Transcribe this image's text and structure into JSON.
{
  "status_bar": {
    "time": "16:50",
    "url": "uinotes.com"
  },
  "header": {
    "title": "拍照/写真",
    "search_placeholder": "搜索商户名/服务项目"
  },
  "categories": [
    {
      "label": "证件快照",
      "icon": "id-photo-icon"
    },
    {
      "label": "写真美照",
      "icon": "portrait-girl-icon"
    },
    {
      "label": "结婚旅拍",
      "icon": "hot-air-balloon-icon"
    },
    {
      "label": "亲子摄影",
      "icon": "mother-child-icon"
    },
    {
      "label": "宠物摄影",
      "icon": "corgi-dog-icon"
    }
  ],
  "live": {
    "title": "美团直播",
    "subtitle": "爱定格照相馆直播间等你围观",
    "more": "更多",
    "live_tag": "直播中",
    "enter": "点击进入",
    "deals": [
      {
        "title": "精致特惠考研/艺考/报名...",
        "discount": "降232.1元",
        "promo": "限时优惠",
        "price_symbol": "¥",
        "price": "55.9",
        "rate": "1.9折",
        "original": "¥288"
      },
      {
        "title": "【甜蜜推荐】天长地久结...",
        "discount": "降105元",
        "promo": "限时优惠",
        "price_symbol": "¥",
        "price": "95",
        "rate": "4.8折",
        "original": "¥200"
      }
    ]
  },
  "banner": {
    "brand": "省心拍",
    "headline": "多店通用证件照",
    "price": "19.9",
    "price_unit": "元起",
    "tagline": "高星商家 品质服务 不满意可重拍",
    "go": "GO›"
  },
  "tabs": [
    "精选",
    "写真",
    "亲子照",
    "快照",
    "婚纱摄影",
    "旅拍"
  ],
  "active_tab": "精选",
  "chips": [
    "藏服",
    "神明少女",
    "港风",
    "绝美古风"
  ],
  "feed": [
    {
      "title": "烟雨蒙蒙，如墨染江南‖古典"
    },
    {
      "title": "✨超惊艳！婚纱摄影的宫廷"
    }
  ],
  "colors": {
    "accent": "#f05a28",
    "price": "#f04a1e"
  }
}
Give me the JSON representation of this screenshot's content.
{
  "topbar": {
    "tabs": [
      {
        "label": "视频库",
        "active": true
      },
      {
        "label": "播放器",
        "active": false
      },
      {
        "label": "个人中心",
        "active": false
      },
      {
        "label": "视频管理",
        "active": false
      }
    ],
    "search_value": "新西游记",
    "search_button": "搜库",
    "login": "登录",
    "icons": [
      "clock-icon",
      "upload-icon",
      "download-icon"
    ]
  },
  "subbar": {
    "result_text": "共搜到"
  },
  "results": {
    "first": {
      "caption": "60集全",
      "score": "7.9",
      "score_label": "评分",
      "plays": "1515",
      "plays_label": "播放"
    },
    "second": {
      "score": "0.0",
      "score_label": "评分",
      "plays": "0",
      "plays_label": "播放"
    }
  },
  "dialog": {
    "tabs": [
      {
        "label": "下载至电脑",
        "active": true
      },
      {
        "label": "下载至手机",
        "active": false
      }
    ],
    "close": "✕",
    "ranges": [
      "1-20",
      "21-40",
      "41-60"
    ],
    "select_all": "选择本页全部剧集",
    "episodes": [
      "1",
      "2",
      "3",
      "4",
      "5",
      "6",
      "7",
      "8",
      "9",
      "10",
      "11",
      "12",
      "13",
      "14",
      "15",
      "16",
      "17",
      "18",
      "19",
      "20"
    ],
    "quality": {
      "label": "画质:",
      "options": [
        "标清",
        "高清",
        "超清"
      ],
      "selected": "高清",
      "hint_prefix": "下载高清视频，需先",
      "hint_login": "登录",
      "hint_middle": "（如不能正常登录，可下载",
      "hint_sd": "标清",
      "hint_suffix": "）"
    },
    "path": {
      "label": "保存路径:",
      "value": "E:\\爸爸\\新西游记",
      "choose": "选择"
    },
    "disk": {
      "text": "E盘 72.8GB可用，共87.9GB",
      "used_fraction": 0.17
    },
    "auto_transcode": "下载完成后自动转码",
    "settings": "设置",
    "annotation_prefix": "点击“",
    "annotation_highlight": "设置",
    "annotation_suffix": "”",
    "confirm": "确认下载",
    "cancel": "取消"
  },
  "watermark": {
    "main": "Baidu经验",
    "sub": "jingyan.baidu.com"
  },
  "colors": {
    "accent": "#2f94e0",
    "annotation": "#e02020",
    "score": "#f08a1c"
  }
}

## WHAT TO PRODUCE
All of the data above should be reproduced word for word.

## ANSWER TO THE EXERCISE
Transcribe this image's text and structure into JSON.
{
  "status_bar": {
    "time": "16:50",
    "url": "uinotes.com"
  },
  "header": {
    "title": "拍照/写真",
    "search_placeholder": "搜索商户名/服务项目"
  },
  "categories": [
    {
      "label": "证件快照",
      "icon": "id-photo-icon"
    },
    {
      "label": "写真美照",
      "icon": "portrait-girl-icon"
    },
    {
      "label": "结婚旅拍",
      "icon": "hot-air-balloon-icon"
    },
    {
      "label": "亲子摄影",
      "icon": "mother-child-icon"
    },
    {
      "label": "宠物摄影",
      "icon": "corgi-dog-icon"
    }
  ],
  "live": {
    "title": "美团直播",
    "subtitle": "爱定格照相馆直播间等你围观",
    "more": "更多",
    "live_tag": "直播中",
    "enter": "点击进入",
    "deals": [
      {
        "title": "精致特惠考研/艺考/报名...",
        "discount": "降232.1元",
        "promo": "限时优惠",
        "price_symbol": "¥",
        "price": "55.9",
        "rate": "1.9折",
        "original": "¥288"
      },
      {
        "title": "【甜蜜推荐】天长地久结...",
        "discount": "降105元",
        "promo": "限时优惠",
        "price_symbol": "¥",
        "price": "95",
        "rate": "4.8折",
        "original": "¥200"
      }
    ]
  },
  "banner": {
    "brand": "省心拍",
    "headline": "多店通用证件照",
    "price": "19.9",
    "price_unit": "元起",
    "tagline": "高星商家 品质服务 不满意可重拍",
    "go": "GO›"
  },
  "tabs": [
    "精选",
    "写真",
    "亲子照",
    "快照",
    "婚纱摄影",
    "旅拍"
  ],
  "active_tab": "精选",
  "chips": [
    "藏服",
    "神明少女",
    "港风",
    "绝美古风"
  ],
  "feed": [
    {
      "title": "烟雨蒙蒙，如墨染江南‖古典"
    },
    {
      "title": "✨超惊艳！婚纱摄影的宫廷"
    }
  ],
  "colors": {
    "accent": "#f05a28",
    "price": "#f04a1e"
  }
}
Give me the JSON representation of this screenshot's content.
{
  "topbar": {
    "tabs": [
      {
        "label": "视频库",
        "active": true
      },
      {
        "label": "播放器",
        "active": false
      },
      {
        "label": "个人中心",
        "active": false
      },
      {
        "label": "视频管理",
        "active": false
      }
    ],
    "search_value": "新西游记",
    "search_button": "搜库",
    "login": "登录",
    "icons": [
      "clock-icon",
      "upload-icon",
      "download-icon"
    ]
  },
  "subbar": {
    "result_text": "共搜到"
  },
  "results": {
    "first": {
      "caption": "60集全",
      "score": "7.9",
      "score_label": "评分",
      "plays": "1515",
      "plays_label": "播放"
    },
    "second": {
      "score": "0.0",
      "score_label": "评分",
      "plays": "0",
      "plays_label": "播放"
    }
  },
  "dialog": {
    "tabs": [
      {
        "label": "下载至电脑",
        "active": true
      },
      {
        "label": "下载至手机",
        "active": false
      }
    ],
    "close": "✕",
    "ranges": [
      "1-20",
      "21-40",
      "41-60"
    ],
    "select_all": "选择本页全部剧集",
    "episodes": [
      "1",
      "2",
      "3",
      "4",
      "5",
      "6",
      "7",
      "8",
      "9",
      "10",
      "11",
      "12",
      "13",
      "14",
      "15",
      "16",
      "17",
      "18",
      "19",
      "20"
    ],
    "quality": {
      "label": "画质:",
      "options": [
        "标清",
        "高清",
        "超清"
      ],
      "selected": "高清",
      "hint_prefix": "下载高清视频，需先",
      "hint_login": "登录",
      "hint_middle": "（如不能正常登录，可下载",
      "hint_sd": "标清",
      "hint_suffix": "）"
    },
    "path": {
      "label": "保存路径:",
      "value": "E:\\爸爸\\新西游记",
      "choose": "选择"
    },
    "disk": {
      "text": "E盘 72.8GB可用，共87.9GB",
      "used_fraction": 0.17
    },
    "auto_transcode": "下载完成后自动转码",
    "settings": "设置",
    "annotation_prefix": "点击“",
    "annotation_highlight": "设置",
    "annotation_suffix": "”",
    "confirm": "确认下载",
    "cancel": "取消"
  },
  "watermark": {
    "main": "Baidu经验",
    "sub": "jingyan.baidu.com"
  },
  "colors": {
    "accent": "#2f94e0",
    "annotation": "#e02020",
    "score": "#f08a1c"
  }
}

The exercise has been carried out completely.